Liquidity path is the route to monetization for company founders or owners. The most common liquidity paths for early- to mid-stage companies are acquisitions by a larger company and initial pubic offerings (IPOs). Without a path to liquidity, private company owners may not be able to convert their ownership in the company to what may be important to the founders and what is absolutely vital to venture capital investors - cold, hard cash.

BREAKING DOWN Liquidity Path

Most private companies of a sufficient size are constantly evaluating different liquidity paths. Some owners may simply be looking for a way to "cash out," or looking to the liquidity achieved in an IPO to help fund future business growth and expansion efforts. 

The state of the overall economy and the stock markets may affect the timing and direction of a liquidity path. If the stock market is weak, investors may have little or no appetite for IPOs, making that option less favorable because the company would likely not receive what it believes a fair price for its shares. The company could choose to wait out the markets, or change course and sell to another company or private equity investor directly. On the other hand, if the market is hot for a public offering for a particular company (e.g., a tech company that dominates an end-market) or if a startup is growing so quickly that a larger company simply must buy it, the path to liquidity could be short and sweet for the founding members and venture capitalists who supported the firm early on.

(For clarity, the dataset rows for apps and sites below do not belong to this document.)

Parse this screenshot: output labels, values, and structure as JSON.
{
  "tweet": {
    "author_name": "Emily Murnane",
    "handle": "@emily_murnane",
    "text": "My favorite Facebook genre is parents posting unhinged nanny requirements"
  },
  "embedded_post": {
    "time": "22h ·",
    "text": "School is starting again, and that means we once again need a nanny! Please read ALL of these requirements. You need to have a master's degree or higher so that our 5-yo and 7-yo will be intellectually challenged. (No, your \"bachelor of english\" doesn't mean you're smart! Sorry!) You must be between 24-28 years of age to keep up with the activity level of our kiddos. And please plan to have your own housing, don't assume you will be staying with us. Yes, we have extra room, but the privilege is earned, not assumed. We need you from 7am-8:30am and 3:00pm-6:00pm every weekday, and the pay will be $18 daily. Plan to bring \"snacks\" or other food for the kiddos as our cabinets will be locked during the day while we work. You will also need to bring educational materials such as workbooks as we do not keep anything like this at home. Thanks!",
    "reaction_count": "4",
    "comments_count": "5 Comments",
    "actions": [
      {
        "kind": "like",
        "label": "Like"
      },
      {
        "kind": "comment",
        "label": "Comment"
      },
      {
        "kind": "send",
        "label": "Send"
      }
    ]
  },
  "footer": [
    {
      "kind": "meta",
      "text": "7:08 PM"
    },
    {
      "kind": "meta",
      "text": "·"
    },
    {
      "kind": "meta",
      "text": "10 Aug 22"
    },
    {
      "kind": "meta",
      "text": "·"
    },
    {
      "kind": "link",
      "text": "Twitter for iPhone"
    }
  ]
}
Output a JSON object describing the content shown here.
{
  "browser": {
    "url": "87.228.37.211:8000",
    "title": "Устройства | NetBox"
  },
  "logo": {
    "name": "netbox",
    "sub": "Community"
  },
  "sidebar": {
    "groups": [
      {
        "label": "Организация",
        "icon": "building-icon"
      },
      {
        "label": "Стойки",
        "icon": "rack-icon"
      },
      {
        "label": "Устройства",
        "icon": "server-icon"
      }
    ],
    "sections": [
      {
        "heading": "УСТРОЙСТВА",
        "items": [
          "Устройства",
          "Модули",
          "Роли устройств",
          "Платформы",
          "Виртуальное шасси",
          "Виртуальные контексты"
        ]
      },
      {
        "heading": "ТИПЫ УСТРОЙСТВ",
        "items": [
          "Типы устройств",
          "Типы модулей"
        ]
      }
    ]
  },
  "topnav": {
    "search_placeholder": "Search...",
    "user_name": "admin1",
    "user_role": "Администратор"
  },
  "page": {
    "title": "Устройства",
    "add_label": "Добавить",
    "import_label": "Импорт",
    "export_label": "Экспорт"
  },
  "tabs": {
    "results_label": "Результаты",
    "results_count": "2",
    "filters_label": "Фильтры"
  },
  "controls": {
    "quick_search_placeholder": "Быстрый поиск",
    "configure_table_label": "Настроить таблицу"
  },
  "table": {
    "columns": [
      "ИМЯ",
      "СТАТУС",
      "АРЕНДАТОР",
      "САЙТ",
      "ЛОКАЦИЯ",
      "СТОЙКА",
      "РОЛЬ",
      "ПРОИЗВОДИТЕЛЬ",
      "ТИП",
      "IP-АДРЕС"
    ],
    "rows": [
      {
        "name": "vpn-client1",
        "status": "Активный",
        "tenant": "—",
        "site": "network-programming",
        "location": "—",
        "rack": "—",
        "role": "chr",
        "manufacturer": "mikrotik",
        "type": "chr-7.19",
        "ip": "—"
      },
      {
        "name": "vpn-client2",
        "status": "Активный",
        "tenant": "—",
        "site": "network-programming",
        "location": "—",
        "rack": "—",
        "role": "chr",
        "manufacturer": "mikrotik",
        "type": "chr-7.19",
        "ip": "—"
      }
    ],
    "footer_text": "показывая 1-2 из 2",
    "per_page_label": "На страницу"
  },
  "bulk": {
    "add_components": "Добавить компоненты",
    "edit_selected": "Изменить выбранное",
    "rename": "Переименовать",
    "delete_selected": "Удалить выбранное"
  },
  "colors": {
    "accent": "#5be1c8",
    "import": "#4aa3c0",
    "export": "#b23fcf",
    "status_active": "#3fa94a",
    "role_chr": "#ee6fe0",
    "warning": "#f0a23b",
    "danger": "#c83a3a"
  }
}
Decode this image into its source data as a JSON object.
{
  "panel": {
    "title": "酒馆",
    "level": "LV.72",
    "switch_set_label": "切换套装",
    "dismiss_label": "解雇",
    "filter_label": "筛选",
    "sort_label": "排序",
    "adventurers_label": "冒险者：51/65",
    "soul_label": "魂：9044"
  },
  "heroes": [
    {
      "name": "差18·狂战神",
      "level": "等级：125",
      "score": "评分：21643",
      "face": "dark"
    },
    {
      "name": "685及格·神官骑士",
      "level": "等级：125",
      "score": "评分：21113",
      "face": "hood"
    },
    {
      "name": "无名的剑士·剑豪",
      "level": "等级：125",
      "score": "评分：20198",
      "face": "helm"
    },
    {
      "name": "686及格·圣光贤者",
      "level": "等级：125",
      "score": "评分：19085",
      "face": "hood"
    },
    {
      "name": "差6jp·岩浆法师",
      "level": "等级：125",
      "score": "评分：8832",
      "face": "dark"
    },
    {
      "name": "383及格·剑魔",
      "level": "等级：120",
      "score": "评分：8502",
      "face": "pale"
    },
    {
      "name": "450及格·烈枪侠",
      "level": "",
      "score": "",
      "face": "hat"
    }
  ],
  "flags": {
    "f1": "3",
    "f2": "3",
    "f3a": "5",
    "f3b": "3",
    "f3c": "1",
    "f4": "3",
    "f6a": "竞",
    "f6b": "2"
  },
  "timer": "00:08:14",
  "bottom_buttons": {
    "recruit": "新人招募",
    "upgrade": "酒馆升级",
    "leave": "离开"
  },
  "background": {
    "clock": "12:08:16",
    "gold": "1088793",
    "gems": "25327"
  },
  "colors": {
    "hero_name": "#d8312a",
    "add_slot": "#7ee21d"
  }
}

It must be noted, though, that disputes among the founders and early investors may arise regarding the length and direction of the liquidity path. Some may want to monetize sooner rather than later, while others could prefer a longer gestation or maturation period for the company with the hope that the valuation will continue to increase.